RBG was rated by the American Bar Association’s Standing Committee on the Federal Judiciary as “well qualified”, the highest possible rating for a prospective justice.
RBG is honored in the National Women’s Hall of Fame.
RBG headed the Women’s Rights Project.
RBG coined the term, “I dissent” after objecting to the court’s majority opinion to favor George W. Bush over Al Gore in the 2000 presidential election. She concluded her decision with the famous words, “I dissent” a remarkable stray from the tradition of ending the phrase with, “respectfully”.

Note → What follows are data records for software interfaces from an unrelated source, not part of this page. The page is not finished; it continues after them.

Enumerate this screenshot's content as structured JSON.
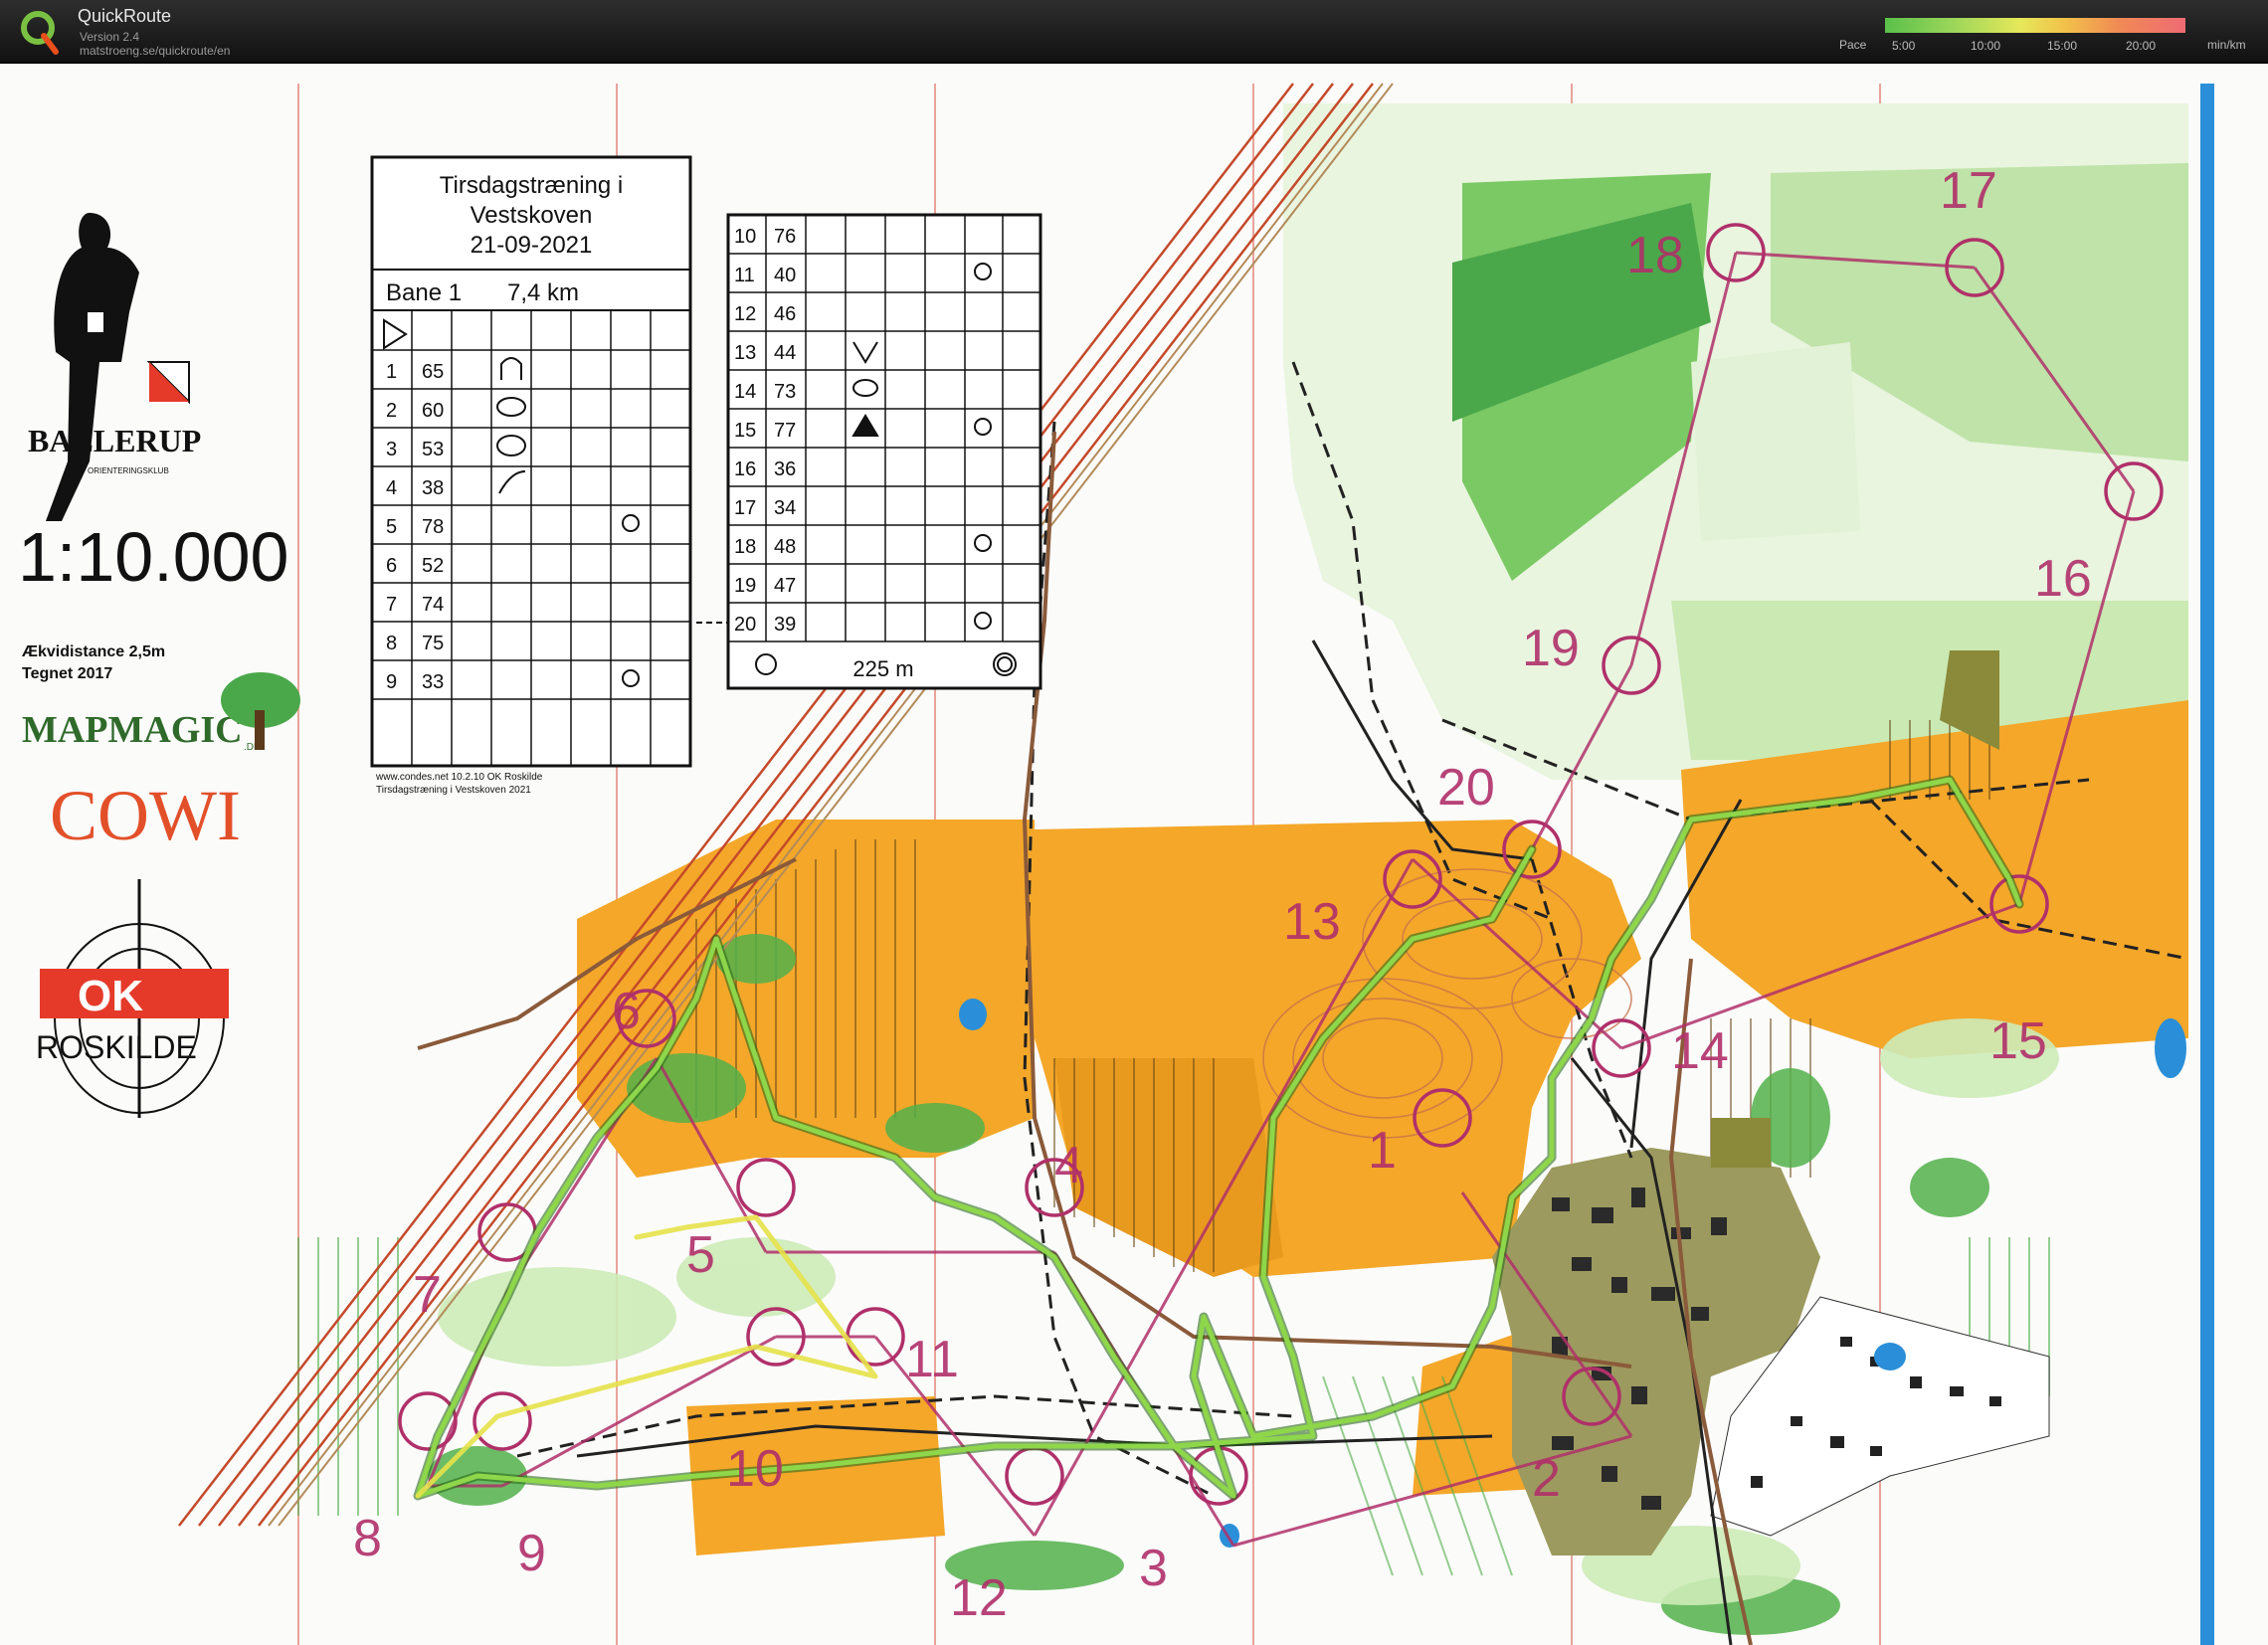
{
  "app": {
    "title": "QuickRoute",
    "version": "Version 2.4",
    "url": "matstroeng.se/quickroute/en"
  },
  "pace": {
    "label": "Pace",
    "unit": "min/km",
    "ticks": [
      "5:00",
      "10:00",
      "15:00",
      "20:00"
    ]
  },
  "map": {
    "club_name": "BALLERUP",
    "club_sub": "ORIENTERINGSKLUB",
    "scale": "1:10.000",
    "contour_interval": "Ækvidistance 2,5m",
    "drawn": "Tegnet 2017",
    "brand_mapmagic": "MAPMAGIC",
    "brand_mapmagic_suffix": ".DK",
    "brand_cowi": "COWI",
    "brand_roskilde": "ROSKILDE",
    "brand_ok": "OK",
    "credit_line1": "www.condes.net 10.2.10 OK Roskilde",
    "credit_line2": "Tirsdagstræning i Vestskoven 2021"
  },
  "event": {
    "title_line1": "Tirsdagstræning i",
    "title_line2": "Vestskoven",
    "date": "21-09-2021",
    "course": "Bane 1",
    "distance": "7,4 km",
    "finish_distance": "225 m"
  },
  "controls_left": [
    {
      "n": "1",
      "code": "65"
    },
    {
      "n": "2",
      "code": "60"
    },
    {
      "n": "3",
      "code": "53"
    },
    {
      "n": "4",
      "code": "38"
    },
    {
      "n": "5",
      "code": "78"
    },
    {
      "n": "6",
      "code": "52"
    },
    {
      "n": "7",
      "code": "74"
    },
    {
      "n": "8",
      "code": "75"
    },
    {
      "n": "9",
      "code": "33"
    }
  ],
  "controls_right": [
    {
      "n": "10",
      "code": "76"
    },
    {
      "n": "11",
      "code": "40"
    },
    {
      "n": "12",
      "code": "46"
    },
    {
      "n": "13",
      "code": "44"
    },
    {
      "n": "14",
      "code": "73"
    },
    {
      "n": "15",
      "code": "77"
    },
    {
      "n": "16",
      "code": "36"
    },
    {
      "n": "17",
      "code": "34"
    },
    {
      "n": "18",
      "code": "48"
    },
    {
      "n": "19",
      "code": "47"
    },
    {
      "n": "20",
      "code": "39"
    }
  ],
  "control_labels": [
    "1",
    "2",
    "3",
    "4",
    "5",
    "6",
    "7",
    "8",
    "9",
    "10",
    "11",
    "12",
    "13",
    "14",
    "15",
    "16",
    "17",
    "18",
    "19",
    "20"
  ],
  "colors": {
    "forest_open": "#f5a623",
    "green": "#4bb04a",
    "light_green": "#bfe6a0",
    "purple": "#b0306a",
    "route": "#6cb83a",
    "water": "#1e7fd6"
  }
}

I could continue to list more of her accomplishments and selflessly brave ways in which she stood up for women of the modern era and for many generations to come, but you get the point. She was a superhero, She was the closest thing to a woman sent from God that I can imagine.

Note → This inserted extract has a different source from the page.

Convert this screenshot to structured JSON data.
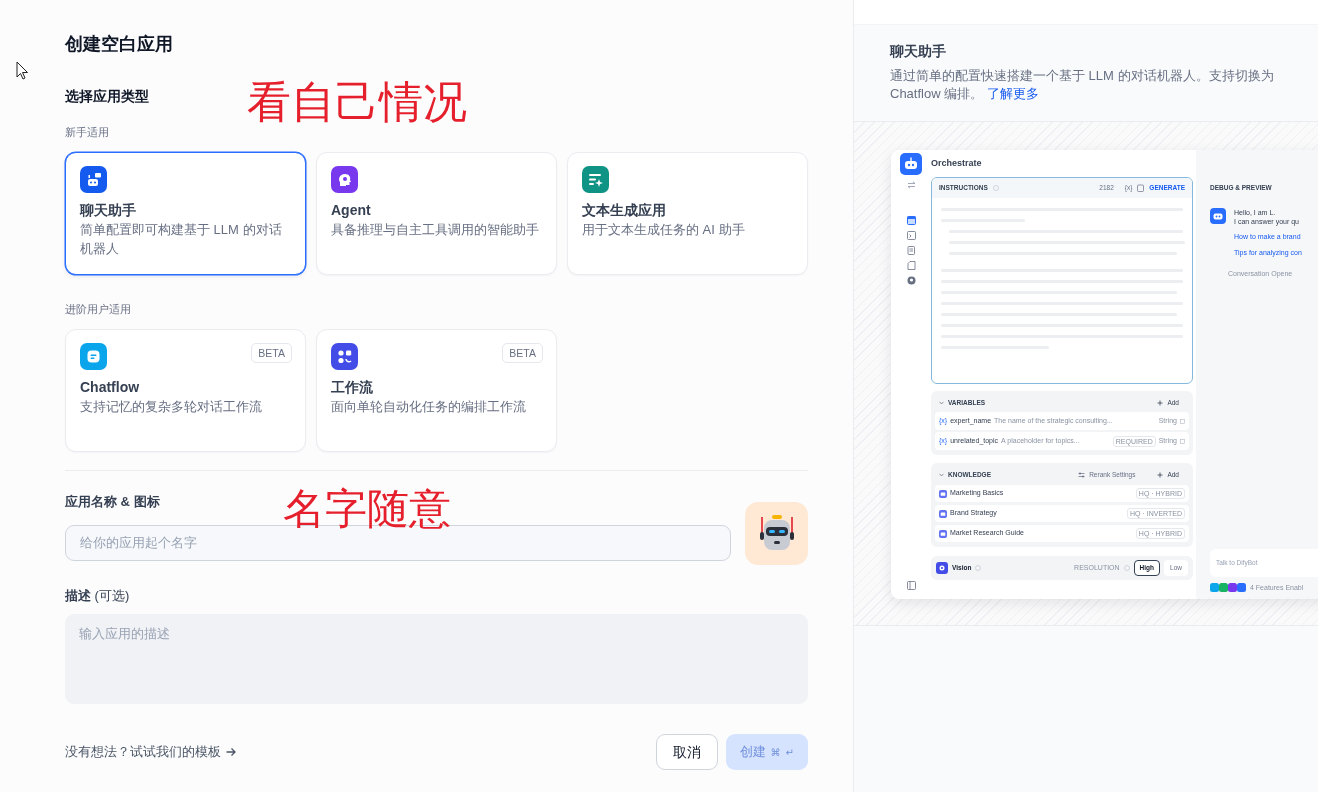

She was strong, determined and a hell of a tough woman. Not only did she deal with hundreds, if not thousands, if not hundreds of thousands of men trying to tell her that she was not right for her job, telling her that she should stay home and take care of her daughter, and assuming that she was of less intelligence than them just because of her gender, but RBG even battled cancer throughout all of these trials and tribulations. She was superhuman.
It’s hard to talk about Ruth Bader Ginsburg’s legacy in the past tense.
I remember months ago when she was in the hospital for complications from a surgery, it seemed like the world stopped for a minute.
Politicians on Twitter were telling the world about what would happen if we were left with an open Supreme Court seat. Screaming into the social media void that Roe vs. Wade, a decision of the U.S. Supreme Court in which it was ruled that the Constitution of the United States protects a pregnant woman’s liberty to choose to have an abortion without excessive government restriction,” was going to be overturned. That Trump was going to nominate a new Republican Justice who would repeal Oregefell v. Hodges, the landmark civil rights case in which the Supreme Court ruled that the fundamental right to marry is guaranteed to same-sex couples.
Along with all of these, there are a plethora of rights that could be taken from women and minorities if we let this happen.
As her dying wish, Ruth Bader Ginsburg asked that she not be replaced on the Supreme Court until the next election was held. One hour after her death, Senator Mitch McConnell announced that the Senate will be voting on her replacement as soon as this Friday, September 25th.
RBG worked her whole life for our freedoms and our rights, now it is time for us to return the favor. She has earned her rest, and we must stop at nothing to continue her life’s work, starting by refusing to let this administration silence her legacy.
I am begging you, please don’t let her be replaced before the next election. The implications of a 6–3 republican majority are barring on catastrophic, and it is our turn to fight for ourselves instead of relying on someone to do all of the dirty work for us. Text “RBG” to 50409 to sign a petition to restrict the senate from voting for her replacement until January 2021. Call your senators and tell them to delay the vote. Donate to the Biden campaign in case things don’t go the right way.
Most importantly, vote this November 3rd, because she will be watching.
Make her proud.